Two days after Hartmann's release, the ICTY judges reached the decision that Vojislav Šešelj, one of the key figures of the Great Serbia project and steadfast ideologue of its crimes against humanity, would get off scot-free.
Things could hardly get any more ironic. The distinguished arbiters were quite clearly communicating from a place where Franz Kafka had met Monty Python to write one of the most poignantly Orwellian stories of our time.
The International Criminal Tribunal for the Former Yugoslavia was set up in 1993. This was two years before Srebrenica, where more than 8,000 Bosnian men and boys were massacred.

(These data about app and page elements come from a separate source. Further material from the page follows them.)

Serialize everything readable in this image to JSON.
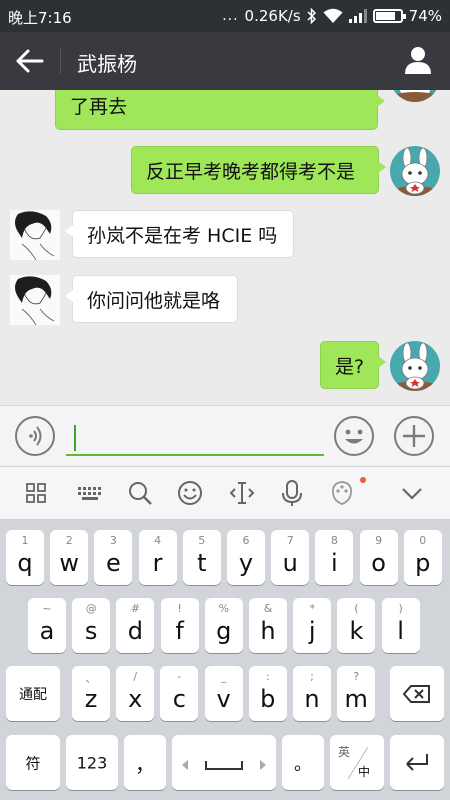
{
  "status": {
    "time": "晚上7:16",
    "dots": "...",
    "speed": "0.26K/s",
    "battery": "74%",
    "battery_level": 0.74
  },
  "header": {
    "title": "武振杨"
  },
  "messages": [
    {
      "side": "me",
      "text": "了再去"
    },
    {
      "side": "me",
      "text": "反正早考晚考都得考不是"
    },
    {
      "side": "them",
      "text": "孙岚不是在考 HCIE 吗"
    },
    {
      "side": "them",
      "text": "你问问他就是咯"
    },
    {
      "side": "me",
      "text": "是?"
    }
  ],
  "keyboard": {
    "row1": [
      {
        "sup": "1",
        "main": "q"
      },
      {
        "sup": "2",
        "main": "w"
      },
      {
        "sup": "3",
        "main": "e"
      },
      {
        "sup": "4",
        "main": "r"
      },
      {
        "sup": "5",
        "main": "t"
      },
      {
        "sup": "6",
        "main": "y"
      },
      {
        "sup": "7",
        "main": "u"
      },
      {
        "sup": "8",
        "main": "i"
      },
      {
        "sup": "9",
        "main": "o"
      },
      {
        "sup": "0",
        "main": "p"
      }
    ],
    "row2": [
      {
        "sup": "~",
        "main": "a"
      },
      {
        "sup": "@",
        "main": "s"
      },
      {
        "sup": "#",
        "main": "d"
      },
      {
        "sup": "!",
        "main": "f"
      },
      {
        "sup": "%",
        "main": "g"
      },
      {
        "sup": "&",
        "main": "h"
      },
      {
        "sup": "*",
        "main": "j"
      },
      {
        "sup": "(",
        "main": "k"
      },
      {
        "sup": ")",
        "main": "l"
      }
    ],
    "row3": [
      {
        "sup": "、",
        "main": "z"
      },
      {
        "sup": "/",
        "main": "x"
      },
      {
        "sup": "-",
        "main": "c"
      },
      {
        "sup": "_",
        "main": "v"
      },
      {
        "sup": ":",
        "main": "b"
      },
      {
        "sup": ";",
        "main": "n"
      },
      {
        "sup": "?",
        "main": "m"
      }
    ],
    "tongpei": "通配",
    "fu": "符",
    "num": "123",
    "comma": "，",
    "period": "。",
    "lang_en": "英",
    "lang_zh": "中"
  }
}
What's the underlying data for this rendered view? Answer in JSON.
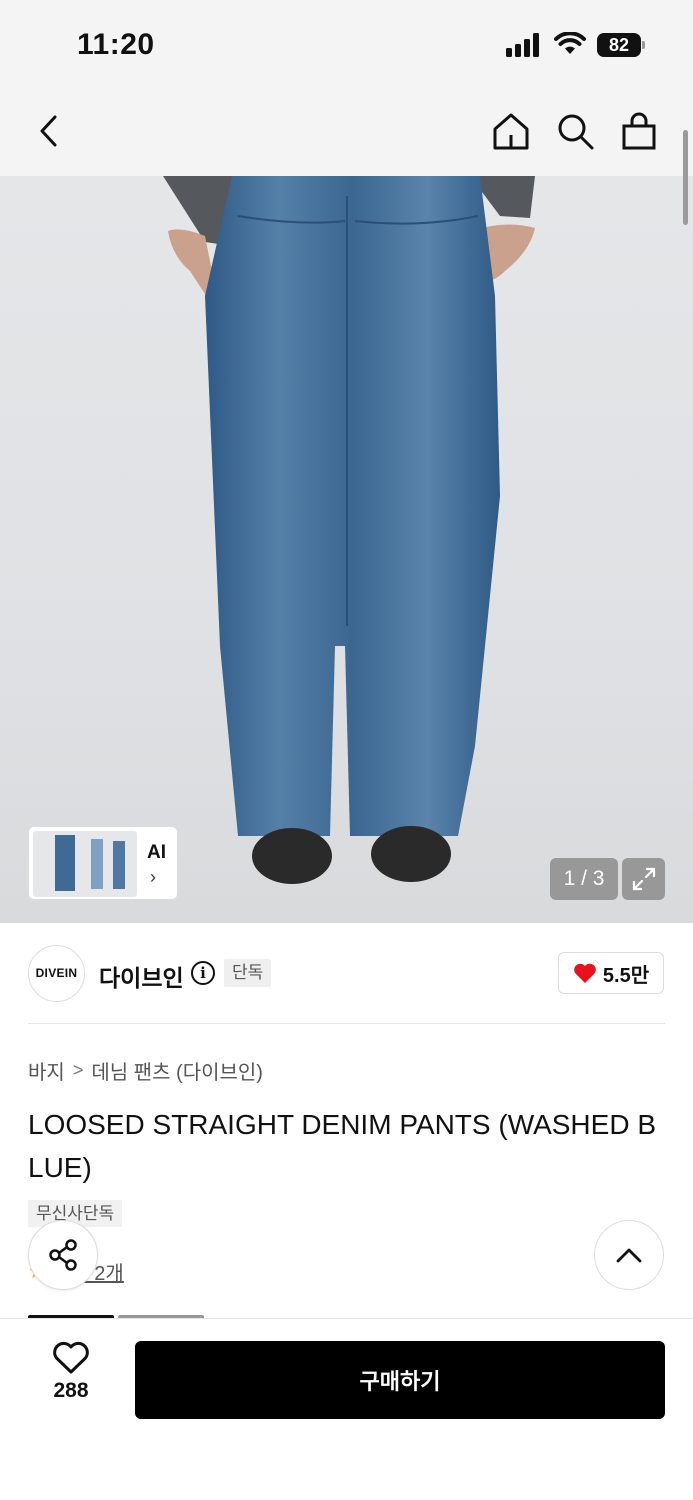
{
  "status_bar": {
    "time": "11:20",
    "battery": "82"
  },
  "nav": {
    "back_icon": "chevron-left-icon",
    "home_icon": "home-icon",
    "search_icon": "search-icon",
    "cart_icon": "shopping-bag-icon"
  },
  "gallery": {
    "ai_label": "AI",
    "chevron": "›",
    "counter": "1 / 3",
    "expand_icon": "expand-icon"
  },
  "brand": {
    "logo_text": "DIVEIN",
    "name": "다이브인",
    "info_icon": "i",
    "badge": "단독",
    "likes": "5.5만"
  },
  "breadcrumb": {
    "items": [
      "바지",
      "데님 팬츠 (다이브인)"
    ],
    "separator": ">"
  },
  "product": {
    "title": "LOOSED STRAIGHT DENIM PANTS (WASHED BLUE)",
    "tag": "무신사단독",
    "review_text": "후기 2개"
  },
  "bottom_bar": {
    "wish_count": "288",
    "buy_label": "구매하기"
  },
  "colors": {
    "accent": "#000000",
    "heart": "#e8121f",
    "denim": "#3f6a96"
  }
}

It was also six years before the end of the Balkan wars, two and a half years before the signing of the Dayton agreement, which ended the war in Bosnia and Herzegovina and, by legitimising the Republika Srpska, also helped legitimise much of the ethnic cleansing.
Time went on. The historical record was slowly eroded, and the Balkan conflicts were soon forgotten. With the exception of Readovan Karadžić, the ICTY failed to pass sentence on any of the major culprits behind the wars. Hartmann has repeatedly pointed out that even the case against Slobodan Milošević, who died in detention, was built on very shaky ground, mostly due to political machinations and outside interests. The acquittal of the Chetnik duke Šešešlj is thus set to put the final nail in the coffin of the catharsis of the Serbian society. The Serbs had certainly failed in their attempts to complete the process of de-nazification, and the ICTY's sluggishness and incompetence were a major contributing factor.

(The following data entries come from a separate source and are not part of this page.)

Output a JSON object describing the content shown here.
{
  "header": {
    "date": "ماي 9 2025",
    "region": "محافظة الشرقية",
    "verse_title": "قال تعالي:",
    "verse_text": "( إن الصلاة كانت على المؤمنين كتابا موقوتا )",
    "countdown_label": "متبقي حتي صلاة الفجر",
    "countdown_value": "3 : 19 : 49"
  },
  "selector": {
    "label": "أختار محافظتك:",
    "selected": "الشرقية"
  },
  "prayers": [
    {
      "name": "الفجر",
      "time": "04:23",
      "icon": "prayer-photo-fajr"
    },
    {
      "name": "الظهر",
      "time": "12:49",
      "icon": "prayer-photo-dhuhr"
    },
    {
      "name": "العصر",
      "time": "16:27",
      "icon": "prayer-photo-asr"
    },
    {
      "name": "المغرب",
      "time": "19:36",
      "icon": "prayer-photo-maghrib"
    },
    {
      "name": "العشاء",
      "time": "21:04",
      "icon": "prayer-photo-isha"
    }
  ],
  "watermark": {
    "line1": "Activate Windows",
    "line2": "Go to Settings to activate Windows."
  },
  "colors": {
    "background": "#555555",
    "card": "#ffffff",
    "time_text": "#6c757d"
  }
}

Slobodan Milošević wasn't toppled for having started wars. He was toppled for having lost them. All of them.
Today, Hartmann can barely control her outrage. “At the end of the 20th century, we set up a system designed to bring punishment on those responsible for the genocide. But a few judges sabotaged the project. As far as the ICTY was concerned, Vojislav Šešelj was free to bay for war and remain unpunished,” she laments.
Hartmann's arrest brought on a fierce response from European intellectuals, many of whom signed the petition for her release. According to the French journalist, the impunity bestowed on many of the key figures in the Balkan conflicts is utterly unacceptable. A system of swift supervision should be put in effect, she says, yet she is also afraid that by now this is no longer possible.
“We are living in a time and place undergoing a crescendo of barbarism. And the only response to barbarism we've managed to come up with is more barbarism,” Hartmann observes. “National and the international law should be synchronised to prevent future conflicts. To get justice, I intend to use every legal resource at my disposal. I'm proud to say I never faltered when they told me to stop and keep my mouth shut about their illegitimate secrets.”